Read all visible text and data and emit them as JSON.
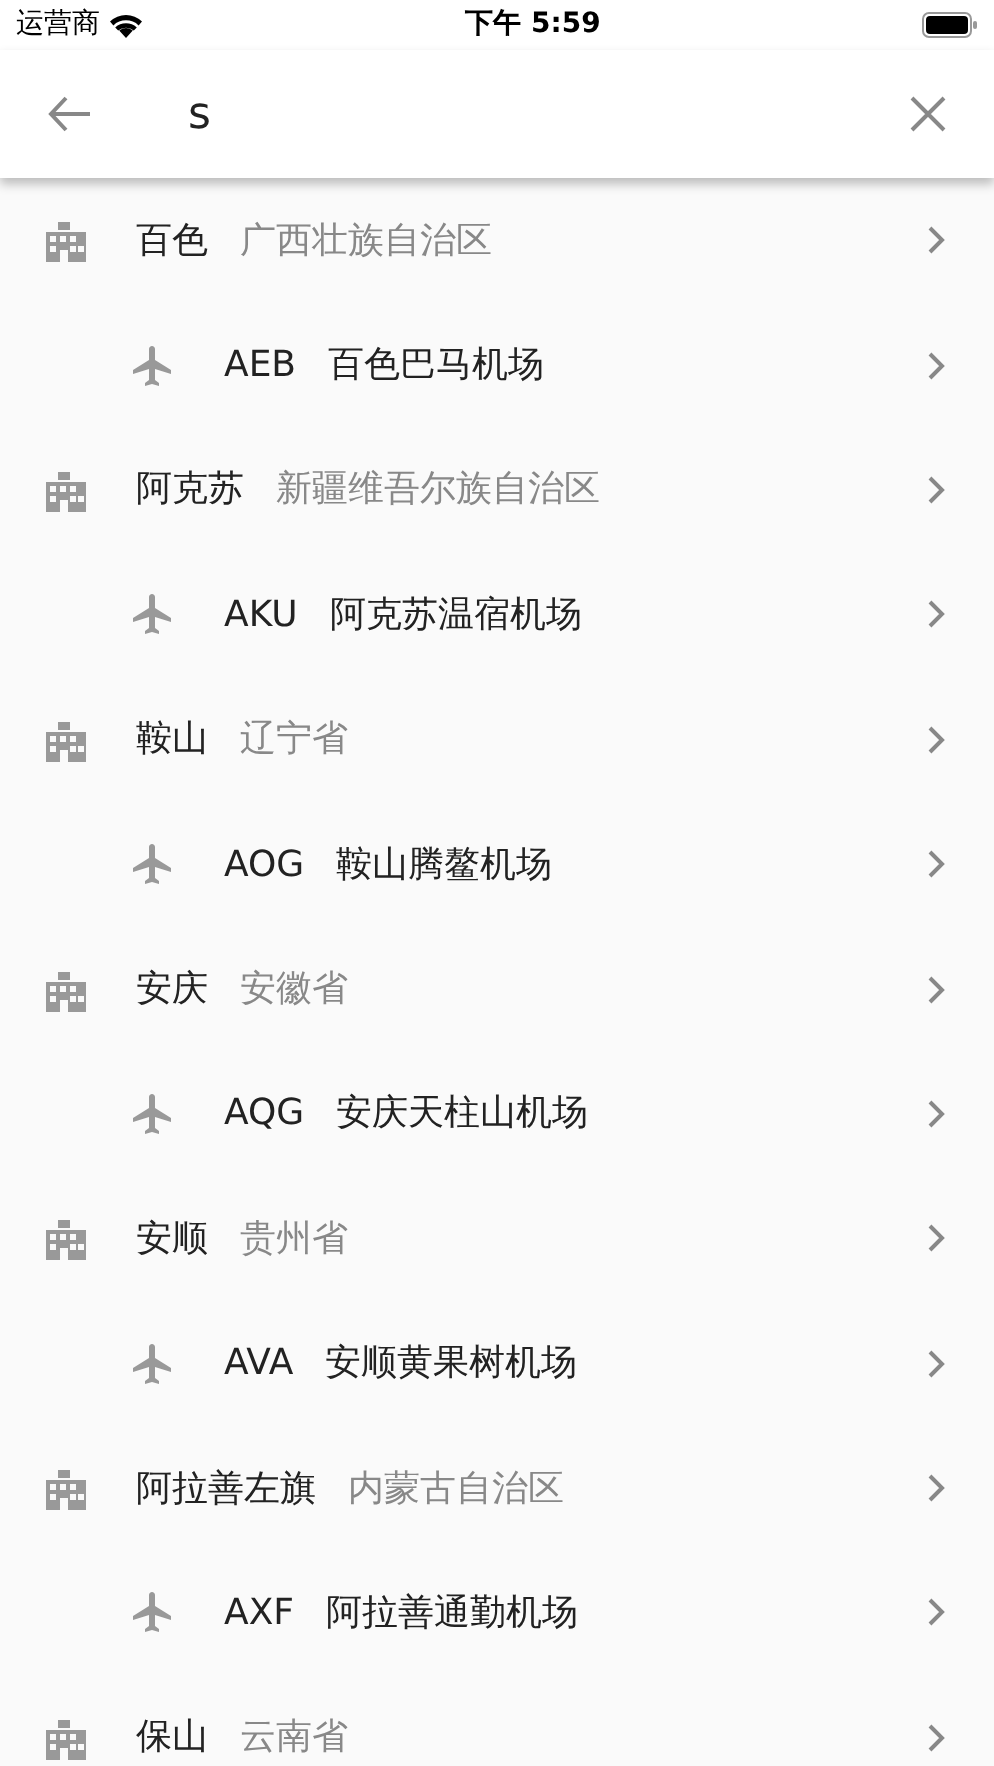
{
  "status_bar": {
    "carrier": "运营商",
    "time": "下午 5:59"
  },
  "search": {
    "value": "s"
  },
  "results": [
    {
      "kind": "city",
      "name": "百色",
      "region": "广西壮族自治区"
    },
    {
      "kind": "airport",
      "code": "AEB",
      "name": "百色巴马机场"
    },
    {
      "kind": "city",
      "name": "阿克苏",
      "region": "新疆维吾尔族自治区"
    },
    {
      "kind": "airport",
      "code": "AKU",
      "name": "阿克苏温宿机场"
    },
    {
      "kind": "city",
      "name": "鞍山",
      "region": "辽宁省"
    },
    {
      "kind": "airport",
      "code": "AOG",
      "name": "鞍山腾鳌机场"
    },
    {
      "kind": "city",
      "name": "安庆",
      "region": "安徽省"
    },
    {
      "kind": "airport",
      "code": "AQG",
      "name": "安庆天柱山机场"
    },
    {
      "kind": "city",
      "name": "安顺",
      "region": "贵州省"
    },
    {
      "kind": "airport",
      "code": "AVA",
      "name": "安顺黄果树机场"
    },
    {
      "kind": "city",
      "name": "阿拉善左旗",
      "region": "内蒙古自治区"
    },
    {
      "kind": "airport",
      "code": "AXF",
      "name": "阿拉善通勤机场"
    },
    {
      "kind": "city",
      "name": "保山",
      "region": "云南省"
    }
  ]
}
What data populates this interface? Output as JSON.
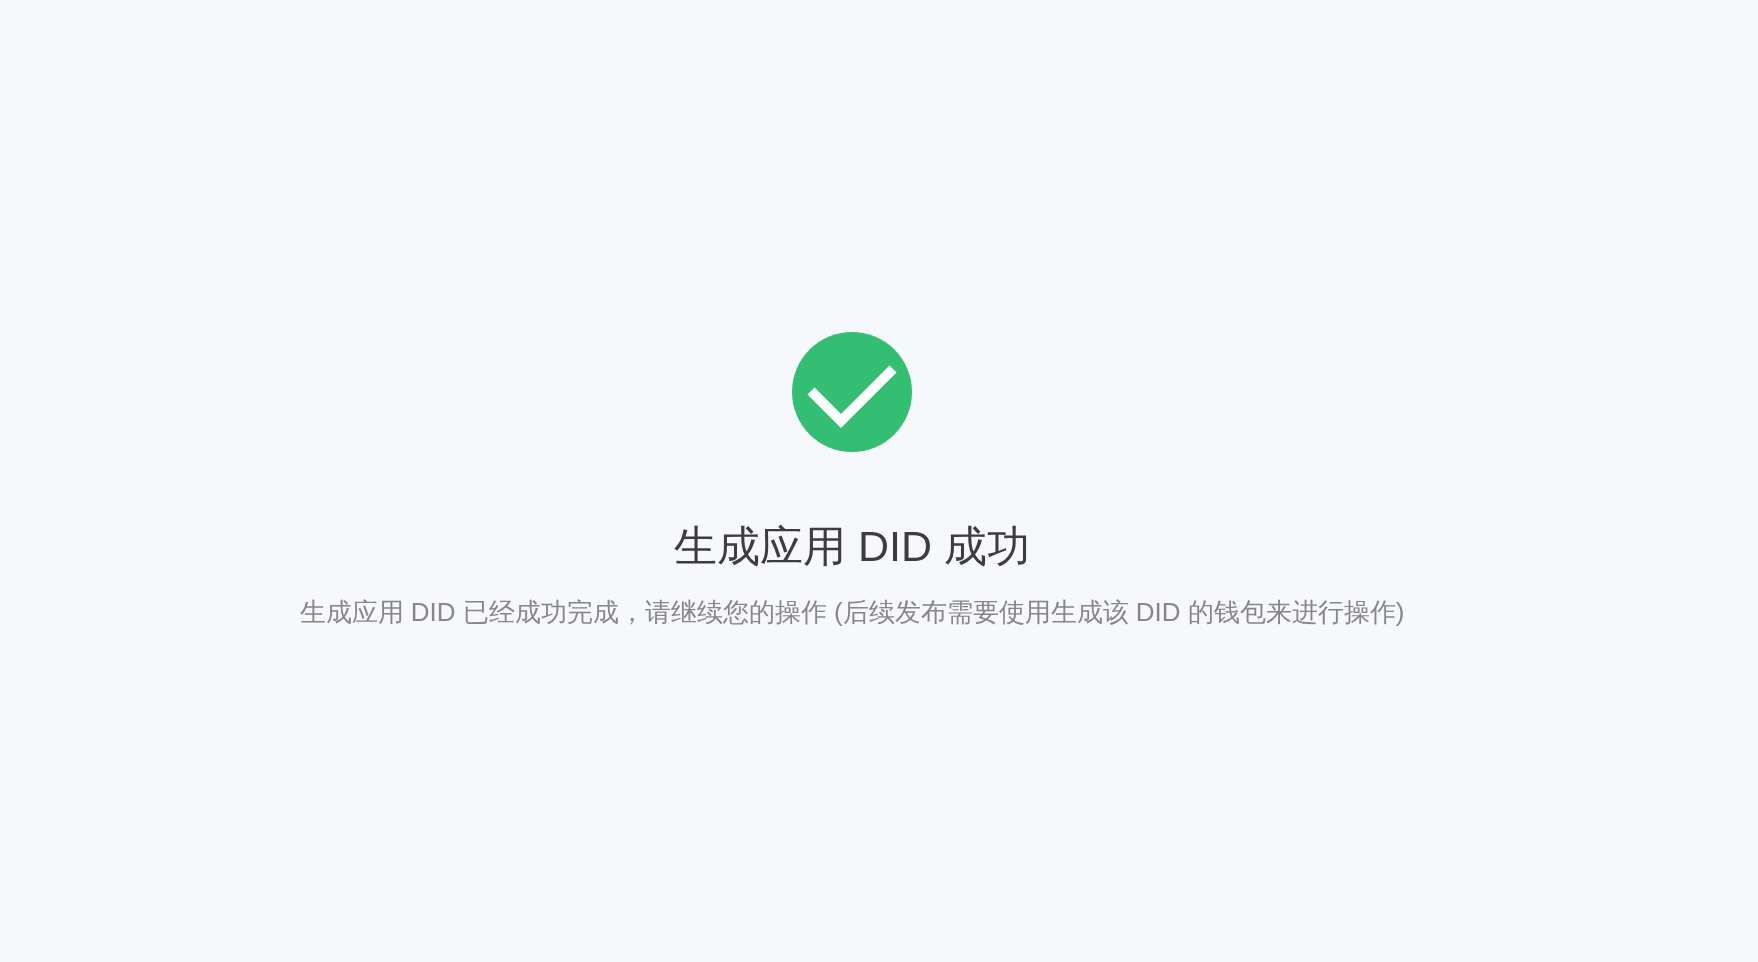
{
  "result": {
    "kind": "success",
    "title": "生成应用 DID 成功",
    "description": "生成应用 DID 已经成功完成，请继续您的操作 (后续发布需要使用生成该 DID 的钱包来进行操作)"
  }
}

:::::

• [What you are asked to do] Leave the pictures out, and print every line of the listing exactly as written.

• [Solution for this task]
Read all visible text and data and emit them as JSON.
{
  "status_bar": {
    "carrier": "运营商",
    "time": "下午 5:59"
  },
  "search": {
    "value": "s"
  },
  "results": [
    {
      "kind": "city",
      "name": "百色",
      "region": "广西壮族自治区"
    },
    {
      "kind": "airport",
      "code": "AEB",
      "name": "百色巴马机场"
    },
    {
      "kind": "city",
      "name": "阿克苏",
      "region": "新疆维吾尔族自治区"
    },
    {
      "kind": "airport",
      "code": "AKU",
      "name": "阿克苏温宿机场"
    },
    {
      "kind": "city",
      "name": "鞍山",
      "region": "辽宁省"
    },
    {
      "kind": "airport",
      "code": "AOG",
      "name": "鞍山腾鳌机场"
    },
    {
      "kind": "city",
      "name": "安庆",
      "region": "安徽省"
    },
    {
      "kind": "airport",
      "code": "AQG",
      "name": "安庆天柱山机场"
    },
    {
      "kind": "city",
      "name": "安顺",
      "region": "贵州省"
    },
    {
      "kind": "airport",
      "code": "AVA",
      "name": "安顺黄果树机场"
    },
    {
      "kind": "city",
      "name": "阿拉善左旗",
      "region": "内蒙古自治区"
    },
    {
      "kind": "airport",
      "code": "AXF",
      "name": "阿拉善通勤机场"
    },
    {
      "kind": "city",
      "name": "保山",
      "region": "云南省"
    }
  ]
}
What data populates this interface? Output as JSON.
{
  "result": {
    "kind": "success",
    "title": "生成应用 DID 成功",
    "description": "生成应用 DID 已经成功完成，请继续您的操作 (后续发布需要使用生成该 DID 的钱包来进行操作)"
  }
}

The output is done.